Ryan: We agree with a 2014 transition [to Afghan control of combat missions in that country]..We don’t want to stay…We don’t want to extend beyond 2014.

On Iran:

Ryan: They’re moving faster toward a nuclear weapon; they’re spinning the centrifuges faster.

Biden: Our military and intelligence communities are absolutely the same exact place in terms of how close the Iranians are to getting a nuclear weapon. They are a good way away.

Ryan: I agree that it’s probably longer.

On Syria:

Biden: What more would they do other than put American boots on the ground? The last thing America needs is to get into another ground war in the Middle East requiring tens of thousands if not well over a hundred thousand American forces.

Ryan: Nobody is proposing to send troops to Syria — American troops…we agree with the same red line, actually, [as the Obama Administration does] on chemical weapons, but not putting American troops in, other than to secure those chemical weapons. They’re right about that.
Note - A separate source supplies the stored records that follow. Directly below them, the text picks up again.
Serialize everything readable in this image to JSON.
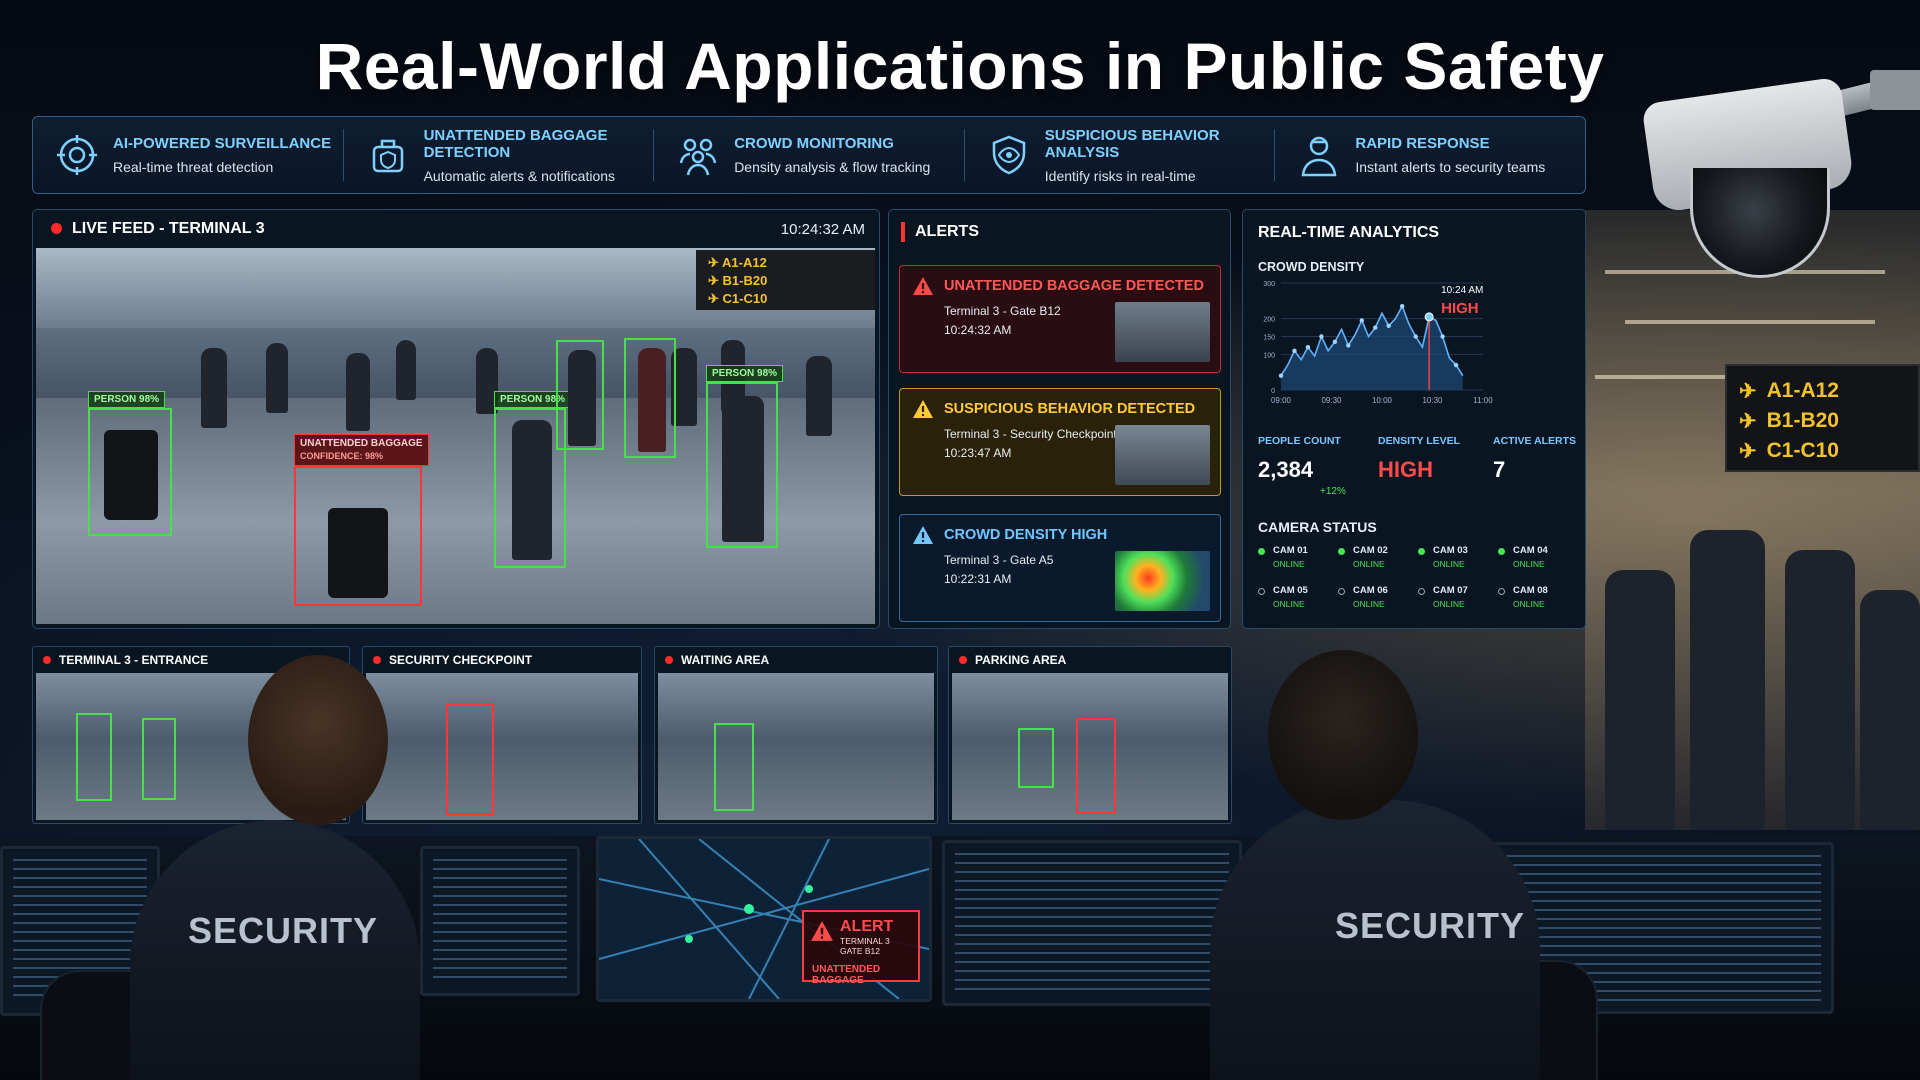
{
  "page": {
    "title": "Real-World Applications in Public Safety"
  },
  "features": [
    {
      "icon": "ai-target-icon",
      "title": "AI-Powered Surveillance",
      "desc": "Real-time threat detection"
    },
    {
      "icon": "baggage-shield-icon",
      "title": "Unattended Baggage Detection",
      "desc": "Automatic alerts & notifications"
    },
    {
      "icon": "crowd-icon",
      "title": "Crowd Monitoring",
      "desc": "Density analysis & flow tracking"
    },
    {
      "icon": "shield-eye-icon",
      "title": "Suspicious Behavior Analysis",
      "desc": "Identify risks in real-time"
    },
    {
      "icon": "responder-icon",
      "title": "Rapid Response",
      "desc": "Instant alerts to security teams"
    }
  ],
  "live_feed": {
    "title": "LIVE FEED - TERMINAL 3",
    "time": "10:24:32 AM",
    "gates": [
      "A1-A12",
      "B1-B20",
      "C1-C10"
    ],
    "detections": {
      "person_label": "PERSON 98%",
      "baggage_label": "UNATTENDED BAGGAGE",
      "baggage_confidence": "CONFIDENCE: 98%"
    }
  },
  "alerts": {
    "title": "ALERTS",
    "items": [
      {
        "title": "Unattended Baggage Detected",
        "location": "Terminal 3 - Gate B12",
        "time": "10:24:32 AM",
        "severity": "critical"
      },
      {
        "title": "Suspicious Behavior Detected",
        "location": "Terminal 3 - Security Checkpoint",
        "time": "10:23:47 AM",
        "severity": "warning"
      },
      {
        "title": "Crowd Density High",
        "location": "Terminal 3 - Gate A5",
        "time": "10:22:31 AM",
        "severity": "info"
      }
    ]
  },
  "analytics": {
    "title": "REAL-TIME ANALYTICS",
    "crowd_density_label": "CROWD DENSITY",
    "peak_time": "10:24 AM",
    "peak_level": "HIGH",
    "people_count_label": "PEOPLE COUNT",
    "people_count": "2,384",
    "people_change": "+12%",
    "density_level_label": "DENSITY LEVEL",
    "density_level": "HIGH",
    "active_alerts_label": "ACTIVE ALERTS",
    "active_alerts": "7",
    "camera_status_label": "CAMERA STATUS",
    "cameras": [
      {
        "name": "CAM 01",
        "status": "ONLINE",
        "state": "on"
      },
      {
        "name": "CAM 02",
        "status": "ONLINE",
        "state": "on"
      },
      {
        "name": "CAM 03",
        "status": "ONLINE",
        "state": "on"
      },
      {
        "name": "CAM 04",
        "status": "ONLINE",
        "state": "on"
      },
      {
        "name": "CAM 05",
        "status": "ONLINE",
        "state": "off"
      },
      {
        "name": "CAM 06",
        "status": "ONLINE",
        "state": "off"
      },
      {
        "name": "CAM 07",
        "status": "ONLINE",
        "state": "off"
      },
      {
        "name": "CAM 08",
        "status": "ONLINE",
        "state": "off"
      }
    ]
  },
  "chart_data": {
    "type": "area",
    "title": "CROWD DENSITY",
    "x_ticks": [
      "09:00",
      "09:30",
      "10:00",
      "10:30",
      "11:00"
    ],
    "y_ticks": [
      "0",
      "100",
      "150",
      "200",
      "300"
    ],
    "xlim": [
      0,
      120
    ],
    "ylim": [
      0,
      300
    ],
    "series": [
      {
        "x": [
          0,
          4,
          8,
          12,
          16,
          20,
          24,
          28,
          32,
          36,
          40,
          44,
          48,
          52,
          56,
          60,
          64,
          68,
          72,
          76,
          80,
          84,
          88,
          92,
          96,
          100,
          104,
          108
        ],
        "values": [
          40,
          70,
          110,
          85,
          120,
          95,
          150,
          110,
          135,
          170,
          125,
          155,
          195,
          150,
          175,
          215,
          180,
          200,
          235,
          185,
          150,
          120,
          205,
          195,
          150,
          90,
          70,
          40
        ]
      }
    ],
    "colors": {
      "line": "#5fb2ff",
      "fill": "#1e4a78",
      "grid": "#24384f"
    }
  },
  "small_feeds": [
    {
      "title": "TERMINAL 3 - ENTRANCE"
    },
    {
      "title": "SECURITY CHECKPOINT"
    },
    {
      "title": "WAITING AREA"
    },
    {
      "title": "PARKING AREA"
    }
  ],
  "desk": {
    "map_alert_title": "ALERT",
    "map_alert_location": "TERMINAL 3",
    "map_alert_gate": "GATE B12",
    "map_alert_type": "UNATTENDED BAGGAGE",
    "officer_label": "SECURITY"
  },
  "gate_sign": [
    "A1-A12",
    "B1-B20",
    "C1-C10"
  ],
  "colors": {
    "accent": "#7fd0ff",
    "critical": "#ff4a4a",
    "warning": "#ffc93a",
    "online": "#4fe05a",
    "detection_green": "#47e04a",
    "detection_red": "#ff3636"
  }
}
The differences highlighted by Ryan were second-order issues, or as he said about Afghanistan: “We’ve disagreed from time to time on a few issues.” That’s hardly a battle cry for GOP presidential nominee Mitt Romney to scream if he thinks President Obama is really blowing it when it comes to U.S. national security.

Defense spending also flashed by.

“The military says we need a smaller, leaner Army,” Biden said. “We need more special forces; we don’t need more M-1 tanks. What we need is more UAVs…that was the decision of the Joint Chiefs of Staff, recommended to us and agreed to by the President. That’s a fact.” True, but generals picked by Presidents too often engage in White House groupthink.

Ryan said half of Romney’s plan to boost defense spending by $2 trillion simply consists of not letting a $1 trillion reduction in future defense spending happen. Roughly half of that trillion has already been trimmed from the Pentagon’s spending plan over the next decade (the budget would continue to grow, but not as fast as inflation). The second $500 billion would be cut if the automatic spending cuts known as sequestration happens early next year.

“If these cuts go through, our Navy will be the smallest it has been since before World War I – this invites weakness,” Ryan said. “Look, do we believe in peace through strength? You bet we do. And that means you don’t impose these devastating cuts on our military. So we’re saying don’t cut the military by a trillion dollars.”